Back in 1992 I wasn't all that fond of Asja. I used to be far less tolerant of fruity notes, and Asja has them in abundance. I remember thinking it smelled like a baked apple basted in a marinade made of equal parts of Opium and Poison. I only rediscovered it in recent years, long after Fendi discontinued Asja (in the early 2000s), and I've been kicking myself ever since.
Asja opens pulpy and fruity. Yes, I can still smell that stewed and baked apple and all its friends (plum and apricot). It's reminiscent of the way I bake my apples, with a large dollop of berry preserve stuffed into the empty core. But today I can appreciate the richness and the honeyed quality that comes with that, the clove, peppery carnation, and cinnamon stick that waft above. The imaginary baking process produces a very gentle smokiness that adds depth to the ambery base. Other fans of Asja place it alongside other grand dames such as Coco and Cinnabar (along with the more obvious Opium). I'll also add a family resemblance to Venezia by Laura Biagiotti (original version). In any case, it's one of those lush and plush perfumes that are not afraid to be fabulous and go well with a vintage silk scarf.

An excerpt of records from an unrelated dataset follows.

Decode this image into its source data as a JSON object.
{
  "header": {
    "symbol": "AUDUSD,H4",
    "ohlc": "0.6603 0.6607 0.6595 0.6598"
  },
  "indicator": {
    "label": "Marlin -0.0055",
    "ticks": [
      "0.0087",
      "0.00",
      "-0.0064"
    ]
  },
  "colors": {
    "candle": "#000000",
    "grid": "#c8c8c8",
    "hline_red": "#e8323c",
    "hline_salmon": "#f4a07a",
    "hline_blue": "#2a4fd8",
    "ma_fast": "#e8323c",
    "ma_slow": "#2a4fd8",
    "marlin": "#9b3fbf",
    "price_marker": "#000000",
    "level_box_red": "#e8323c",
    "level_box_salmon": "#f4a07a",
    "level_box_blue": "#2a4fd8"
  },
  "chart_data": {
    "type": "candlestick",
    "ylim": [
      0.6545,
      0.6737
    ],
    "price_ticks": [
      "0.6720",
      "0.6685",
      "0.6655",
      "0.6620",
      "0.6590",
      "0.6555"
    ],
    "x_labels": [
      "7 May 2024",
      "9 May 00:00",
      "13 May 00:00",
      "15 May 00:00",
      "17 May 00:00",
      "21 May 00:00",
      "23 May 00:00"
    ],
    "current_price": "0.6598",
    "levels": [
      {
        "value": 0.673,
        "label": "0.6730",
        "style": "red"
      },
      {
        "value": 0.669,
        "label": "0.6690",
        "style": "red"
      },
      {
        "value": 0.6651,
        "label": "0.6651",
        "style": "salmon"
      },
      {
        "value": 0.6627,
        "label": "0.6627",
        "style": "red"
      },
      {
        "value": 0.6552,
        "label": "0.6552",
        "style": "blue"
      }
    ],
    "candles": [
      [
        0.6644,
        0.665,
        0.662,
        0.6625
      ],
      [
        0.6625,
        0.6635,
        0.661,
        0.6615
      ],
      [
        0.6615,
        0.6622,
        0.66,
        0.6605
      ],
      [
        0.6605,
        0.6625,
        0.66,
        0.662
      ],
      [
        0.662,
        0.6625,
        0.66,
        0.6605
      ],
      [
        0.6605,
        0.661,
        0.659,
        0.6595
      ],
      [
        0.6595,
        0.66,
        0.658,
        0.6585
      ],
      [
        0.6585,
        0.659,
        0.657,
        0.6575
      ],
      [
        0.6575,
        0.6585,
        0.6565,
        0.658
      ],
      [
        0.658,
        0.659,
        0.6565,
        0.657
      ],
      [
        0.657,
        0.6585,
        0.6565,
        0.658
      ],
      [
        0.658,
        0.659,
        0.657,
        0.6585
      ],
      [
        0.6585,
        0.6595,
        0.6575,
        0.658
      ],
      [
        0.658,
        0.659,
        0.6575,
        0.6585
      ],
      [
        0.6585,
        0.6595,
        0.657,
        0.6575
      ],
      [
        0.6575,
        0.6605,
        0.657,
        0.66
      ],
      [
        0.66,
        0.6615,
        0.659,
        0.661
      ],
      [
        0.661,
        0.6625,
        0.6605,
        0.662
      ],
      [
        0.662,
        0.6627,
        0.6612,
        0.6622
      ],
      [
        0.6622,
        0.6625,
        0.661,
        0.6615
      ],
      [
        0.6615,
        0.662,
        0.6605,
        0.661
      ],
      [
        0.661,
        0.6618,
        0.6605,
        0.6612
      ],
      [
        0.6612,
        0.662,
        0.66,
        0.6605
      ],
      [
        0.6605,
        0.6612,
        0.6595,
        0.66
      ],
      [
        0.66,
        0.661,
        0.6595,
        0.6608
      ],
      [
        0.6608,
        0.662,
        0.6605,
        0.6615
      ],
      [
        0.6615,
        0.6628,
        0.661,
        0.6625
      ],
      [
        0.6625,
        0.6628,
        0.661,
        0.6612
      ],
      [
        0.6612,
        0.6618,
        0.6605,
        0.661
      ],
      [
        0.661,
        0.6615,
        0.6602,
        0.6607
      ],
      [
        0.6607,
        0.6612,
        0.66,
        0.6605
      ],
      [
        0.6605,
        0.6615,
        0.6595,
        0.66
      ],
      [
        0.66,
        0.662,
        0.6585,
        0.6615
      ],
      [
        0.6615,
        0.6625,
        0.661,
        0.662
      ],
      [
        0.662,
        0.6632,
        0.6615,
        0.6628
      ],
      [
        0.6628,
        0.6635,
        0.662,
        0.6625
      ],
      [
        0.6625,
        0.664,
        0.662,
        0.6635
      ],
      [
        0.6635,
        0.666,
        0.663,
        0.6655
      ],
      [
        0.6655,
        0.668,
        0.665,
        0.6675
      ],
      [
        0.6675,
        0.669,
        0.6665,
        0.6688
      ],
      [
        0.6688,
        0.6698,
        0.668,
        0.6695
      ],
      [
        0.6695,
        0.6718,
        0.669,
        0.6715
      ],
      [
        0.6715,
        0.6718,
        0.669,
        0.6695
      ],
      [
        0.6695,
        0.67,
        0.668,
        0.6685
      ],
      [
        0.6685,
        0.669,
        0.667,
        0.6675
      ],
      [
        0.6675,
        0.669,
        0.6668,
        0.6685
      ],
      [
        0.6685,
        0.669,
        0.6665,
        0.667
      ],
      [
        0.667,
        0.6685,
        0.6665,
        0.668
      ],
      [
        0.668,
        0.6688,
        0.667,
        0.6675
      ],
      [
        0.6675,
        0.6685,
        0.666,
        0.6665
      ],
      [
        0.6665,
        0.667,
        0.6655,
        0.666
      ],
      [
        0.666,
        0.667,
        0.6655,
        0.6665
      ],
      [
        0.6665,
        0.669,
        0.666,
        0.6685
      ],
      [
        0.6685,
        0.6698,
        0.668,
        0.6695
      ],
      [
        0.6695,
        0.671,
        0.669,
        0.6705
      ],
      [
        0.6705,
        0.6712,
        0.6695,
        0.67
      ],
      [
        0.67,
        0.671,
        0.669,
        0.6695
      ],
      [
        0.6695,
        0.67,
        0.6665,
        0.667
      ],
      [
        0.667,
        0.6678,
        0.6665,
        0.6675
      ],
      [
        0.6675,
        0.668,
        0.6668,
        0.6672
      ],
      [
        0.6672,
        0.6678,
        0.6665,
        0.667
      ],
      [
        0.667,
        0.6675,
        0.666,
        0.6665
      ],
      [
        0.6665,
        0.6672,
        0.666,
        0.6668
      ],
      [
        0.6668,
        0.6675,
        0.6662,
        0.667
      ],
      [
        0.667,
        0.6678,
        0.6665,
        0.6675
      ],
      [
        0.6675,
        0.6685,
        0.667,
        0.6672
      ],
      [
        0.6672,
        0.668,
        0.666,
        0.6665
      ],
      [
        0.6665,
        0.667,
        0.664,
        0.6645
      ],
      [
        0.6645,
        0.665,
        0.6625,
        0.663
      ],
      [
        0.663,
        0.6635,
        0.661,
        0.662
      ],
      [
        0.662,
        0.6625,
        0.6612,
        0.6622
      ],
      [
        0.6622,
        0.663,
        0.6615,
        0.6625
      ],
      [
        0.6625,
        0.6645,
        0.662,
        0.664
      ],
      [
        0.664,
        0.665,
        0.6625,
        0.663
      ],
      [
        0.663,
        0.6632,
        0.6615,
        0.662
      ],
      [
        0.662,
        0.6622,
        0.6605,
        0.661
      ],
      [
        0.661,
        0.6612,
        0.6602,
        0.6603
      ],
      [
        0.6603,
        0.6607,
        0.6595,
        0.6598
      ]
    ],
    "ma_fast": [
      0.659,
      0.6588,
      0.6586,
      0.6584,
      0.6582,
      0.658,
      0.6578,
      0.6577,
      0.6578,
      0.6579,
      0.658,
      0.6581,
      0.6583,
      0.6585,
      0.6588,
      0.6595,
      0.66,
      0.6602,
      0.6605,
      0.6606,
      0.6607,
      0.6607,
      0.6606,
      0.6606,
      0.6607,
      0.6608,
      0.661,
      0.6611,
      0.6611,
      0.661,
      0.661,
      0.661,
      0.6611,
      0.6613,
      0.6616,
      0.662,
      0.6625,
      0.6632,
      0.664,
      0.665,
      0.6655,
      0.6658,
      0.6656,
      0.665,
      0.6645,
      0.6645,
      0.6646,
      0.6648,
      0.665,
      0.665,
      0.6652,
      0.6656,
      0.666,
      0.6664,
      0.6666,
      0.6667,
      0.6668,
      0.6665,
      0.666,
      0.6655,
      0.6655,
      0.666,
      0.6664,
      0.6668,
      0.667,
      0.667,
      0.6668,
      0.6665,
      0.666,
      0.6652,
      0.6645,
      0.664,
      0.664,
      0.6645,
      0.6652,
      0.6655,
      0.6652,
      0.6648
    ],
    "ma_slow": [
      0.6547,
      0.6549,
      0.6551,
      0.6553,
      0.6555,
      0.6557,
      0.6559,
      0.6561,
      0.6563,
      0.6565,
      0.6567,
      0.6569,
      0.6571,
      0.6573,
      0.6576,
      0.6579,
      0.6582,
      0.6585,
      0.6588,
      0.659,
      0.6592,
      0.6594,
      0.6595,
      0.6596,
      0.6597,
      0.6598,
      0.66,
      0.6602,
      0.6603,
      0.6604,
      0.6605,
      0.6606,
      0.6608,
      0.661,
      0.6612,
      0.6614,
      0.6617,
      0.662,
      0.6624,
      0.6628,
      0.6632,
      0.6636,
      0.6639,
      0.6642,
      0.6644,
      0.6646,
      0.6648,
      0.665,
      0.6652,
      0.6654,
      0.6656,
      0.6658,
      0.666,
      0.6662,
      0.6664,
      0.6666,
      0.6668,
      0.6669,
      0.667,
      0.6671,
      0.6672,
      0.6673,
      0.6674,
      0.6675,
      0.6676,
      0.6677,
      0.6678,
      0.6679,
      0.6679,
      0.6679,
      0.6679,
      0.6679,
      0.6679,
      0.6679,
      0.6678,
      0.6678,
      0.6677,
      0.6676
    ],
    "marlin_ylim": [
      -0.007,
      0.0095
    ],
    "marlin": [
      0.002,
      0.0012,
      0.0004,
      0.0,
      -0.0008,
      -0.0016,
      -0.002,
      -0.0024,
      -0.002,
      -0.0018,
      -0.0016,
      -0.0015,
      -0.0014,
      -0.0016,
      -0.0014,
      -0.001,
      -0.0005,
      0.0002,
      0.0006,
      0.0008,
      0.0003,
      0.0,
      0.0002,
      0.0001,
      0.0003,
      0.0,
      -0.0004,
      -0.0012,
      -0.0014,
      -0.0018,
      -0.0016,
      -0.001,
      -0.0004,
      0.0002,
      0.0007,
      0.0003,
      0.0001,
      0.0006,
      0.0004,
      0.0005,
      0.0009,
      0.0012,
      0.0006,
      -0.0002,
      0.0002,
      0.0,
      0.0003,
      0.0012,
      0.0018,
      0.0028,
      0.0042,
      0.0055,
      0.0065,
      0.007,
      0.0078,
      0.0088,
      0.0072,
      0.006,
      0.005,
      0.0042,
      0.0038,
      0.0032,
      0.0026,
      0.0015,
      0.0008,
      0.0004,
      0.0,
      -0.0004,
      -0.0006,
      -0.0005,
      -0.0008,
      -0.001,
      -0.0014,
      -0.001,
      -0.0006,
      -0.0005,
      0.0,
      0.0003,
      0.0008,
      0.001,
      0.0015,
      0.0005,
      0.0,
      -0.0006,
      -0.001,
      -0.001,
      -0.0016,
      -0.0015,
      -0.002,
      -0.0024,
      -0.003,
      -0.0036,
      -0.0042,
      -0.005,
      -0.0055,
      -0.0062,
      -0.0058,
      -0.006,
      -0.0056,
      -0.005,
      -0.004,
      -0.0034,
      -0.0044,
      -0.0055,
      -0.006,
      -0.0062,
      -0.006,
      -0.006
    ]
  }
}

Notes: bergamot, peach, apricot, raspberry, lily of the valley, orris, cinnamon, carnation, rose, orchid honey, vanilla, benzoin, styrax, sandalwood, cedar, amber, musk.